Walker Cup

McCoy eyeing career pinnacle with Walker Cup triumph

The R&A
31 Aug 23
3 mins

United States of America captain Mike McCoy says a Walker Cup victory for his side at St Andrews would represent “the pinnacle of my golfing life”.

McCoy has achieved many impressive feats during a stellar career, including an emphatic victory in last year’s R&A Senior Amateur Championship at Royal Dornoch. He also won the US Mid-Amateur in 2013, earned low amateur honours at the US Senior Open in 2014 and 2015, and represented his country in the Walker Cup at the age of 52 eight years ago at Royal Lytham & St Annes. However, McCoy is in no doubt that this week would top the lot if the USA secure victory over the Old Course.

Dream scenario

“It’s a dream come true, it really is,” said McCoy. “I was just reflecting on how fast the two years has really gone since I was named captain. “(Winning the Walker Cup) would be certainly the pinnacle of my golfing life. It would be a great honour. We’ll do our best and let the chips fall where they may.” McCoy’s star-studded side features eight of the top ten in the World Amateur Golf Ranking® (WAGR®), with John Gough the highest-placed Great Britain & Ireland player at 14th in the standings. Yet the US captain knows that will count for precious little when the action gets underway on Saturday morning.

Reverse psychology

“I think when you get to match play and you get to a links course they (Great Britain & Ireland) are very familiar with, you can throw all the WAGR stuff out the window,” said McCoy. “I'm certainly not putting much weight in it this week. “I'm really more focused on our guys getting to know the golf course and understanding that it's hard to win when you're on the road like this and when you're playing at a golf course they're so familiar with. I'm trying to reverse the psychology a little bit.” Experience of links golf is in relatively short supply in a youthful USA team, so McCoy has been eager to share the knowledge he has built up on a number of visits to the Old Course. "I came over when I was younger and played a couple of St Andrews Links Trophy events and then I was fortunate enough to qualify for the Senior Open (in 2018),” he explained.

Mike McCoy - United States of America Captain

“It’s a dream come true, it really is. (Winning the Walker Cup) would be certainly the pinnacle of my golfing life. It would be a great honour. We’ll do our best and let the chips fall where they may.”

Wind prepared

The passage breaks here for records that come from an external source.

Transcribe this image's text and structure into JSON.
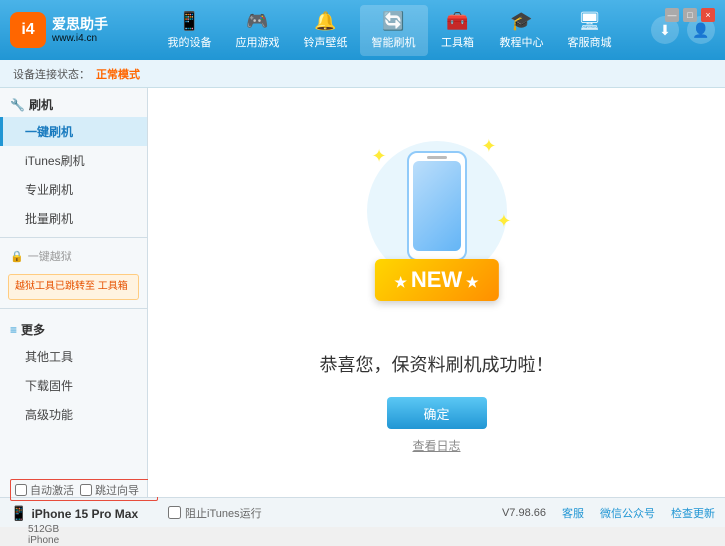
{
  "header": {
    "logo_name": "爱思助手",
    "logo_sub": "www.i4.cn",
    "logo_letter": "i4",
    "nav_tabs": [
      {
        "id": "my-device",
        "label": "我的设备",
        "icon": "📱"
      },
      {
        "id": "app-games",
        "label": "应用游戏",
        "icon": "👤"
      },
      {
        "id": "ringtone",
        "label": "铃声壁纸",
        "icon": "🔔"
      },
      {
        "id": "smart-flash",
        "label": "智能刷机",
        "icon": "🔄"
      },
      {
        "id": "toolbox",
        "label": "工具箱",
        "icon": "🧰"
      },
      {
        "id": "tutorials",
        "label": "教程中心",
        "icon": "🎓"
      },
      {
        "id": "service",
        "label": "客服商城",
        "icon": "🖥"
      }
    ],
    "download_icon": "⬇",
    "user_icon": "👤"
  },
  "breadcrumb": {
    "prefix": "设备连接状态：",
    "status": "正常模式"
  },
  "sidebar": {
    "flash_section": {
      "icon": "🔧",
      "title": "刷机"
    },
    "items": [
      {
        "id": "one-key-flash",
        "label": "一键刷机",
        "active": true
      },
      {
        "id": "itunes-flash",
        "label": "iTunes刷机",
        "active": false
      },
      {
        "id": "pro-flash",
        "label": "专业刷机",
        "active": false
      },
      {
        "id": "batch-flash",
        "label": "批量刷机",
        "active": false
      }
    ],
    "disabled_section": {
      "icon": "🔒",
      "label": "一键越狱"
    },
    "note_text": "越狱工具已跳转至\n工具箱",
    "more_section": {
      "icon": "≡",
      "title": "更多"
    },
    "more_items": [
      {
        "id": "other-tools",
        "label": "其他工具"
      },
      {
        "id": "download-firmware",
        "label": "下载固件"
      },
      {
        "id": "advanced",
        "label": "高级功能"
      }
    ]
  },
  "content": {
    "new_label": "NEW",
    "success_title": "恭喜您，保资料刷机成功啦！",
    "confirm_button": "确定",
    "log_link": "查看日志"
  },
  "bottom": {
    "auto_activate_label": "自动激活",
    "time_guide_label": "跳过向导",
    "device_name": "iPhone 15 Pro Max",
    "device_storage": "512GB",
    "device_type": "iPhone",
    "itunes_label": "阻止iTunes运行",
    "version": "V7.98.66",
    "links": [
      "客服",
      "微信公众号",
      "检查更新"
    ]
  },
  "win_controls": {
    "min": "—",
    "max": "□",
    "close": "×"
  }
}
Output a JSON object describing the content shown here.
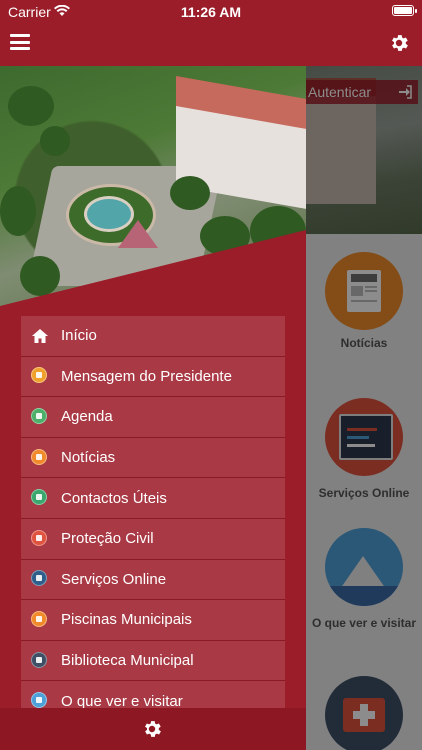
{
  "status": {
    "carrier": "Carrier",
    "time": "11:26 AM"
  },
  "navbar": {
    "menu_icon": "hamburger-icon",
    "settings_icon": "gear-icon",
    "color": "#9b1d2a"
  },
  "background": {
    "auth_label": "Autenticar",
    "tiles": [
      {
        "label": "Notícias",
        "icon": "newspaper-icon"
      },
      {
        "label": "Serviços Online",
        "icon": "browser-code-icon"
      },
      {
        "label": "O que ver e visitar",
        "icon": "mountain-icon"
      },
      {
        "label": "",
        "icon": "first-aid-icon"
      }
    ]
  },
  "drawer": {
    "menu": [
      {
        "label": "Início",
        "icon": "home-icon",
        "color": "#ffffff"
      },
      {
        "label": "Mensagem do Presidente",
        "icon": "message-icon",
        "color": "#f0a12b"
      },
      {
        "label": "Agenda",
        "icon": "calendar-icon",
        "color": "#4caf6a"
      },
      {
        "label": "Notícias",
        "icon": "newspaper-icon",
        "color": "#f08a2b"
      },
      {
        "label": "Contactos Úteis",
        "icon": "phone-icon",
        "color": "#3aa76d"
      },
      {
        "label": "Proteção Civil",
        "icon": "shield-icon",
        "color": "#e0533f"
      },
      {
        "label": "Serviços Online",
        "icon": "browser-icon",
        "color": "#2f5f8a"
      },
      {
        "label": "Piscinas Municipais",
        "icon": "pool-icon",
        "color": "#f08a2b"
      },
      {
        "label": "Biblioteca Municipal",
        "icon": "library-icon",
        "color": "#3f4f66"
      },
      {
        "label": "O que ver e visitar",
        "icon": "mountain-icon",
        "color": "#4ea0d8"
      }
    ],
    "footer_icon": "gear-icon"
  }
}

"I also came last year and watched The 150th Open. I walked the course a couple of times just to reacquaint myself and then we walked it again on Sunday morning, so I'm starting to get a real good feel for it. “I think the key and the thing I've tried to explain to the players is how the weather can shift so rapidly and the winds can look like they're going to be coming one way and then an hour later they've shifted. So just trying to make sure we're prepared for any change in the wind, I think that's the most important thing I can do. "I’ve encouraged the guys to put a 2-iron or a long iron in the bag, and most of them have. I've told them to take a little bounce off their wedges and I think they've done that, but they're so good, the players. We know that the GB&I players are wonderful players too, so they'll adapt to whatever the wind brings.” The foursomes contests, which see team-mates sharing the same ball and playing alternate shots, have typically represented the greatest challenge for the USA in past Walker Cup matches. A lack of exposure to the format in comparison to their GB&I counterparts is a hurdle for the Americans to overcome, but McCoy is confident his side can rise to the challenge.

Foursomes work

“We know it's important – we did play some foursomes in our practice session around Christmas time, so I got some ideas then on certain combinations,” he continued. “We played foursomes yesterday (Tuesday), we’re gonna play foursomes again today (Wednesday). I’m very happy with the combinations we’ve found. I think that everybody’s complementing each other.” With the build-up to the biennial contest almost at an end, excitement is understandably high for McCoy and his charges. The 60-year-old USA skipper is having the time of his life at St Andrews and acknowledged he does not want the week to end. “I’m sure it will be a let-down when it’s over,” said McCoy with a smile. “But I’m enjoying it right now – there’s a lot of adrenaline.”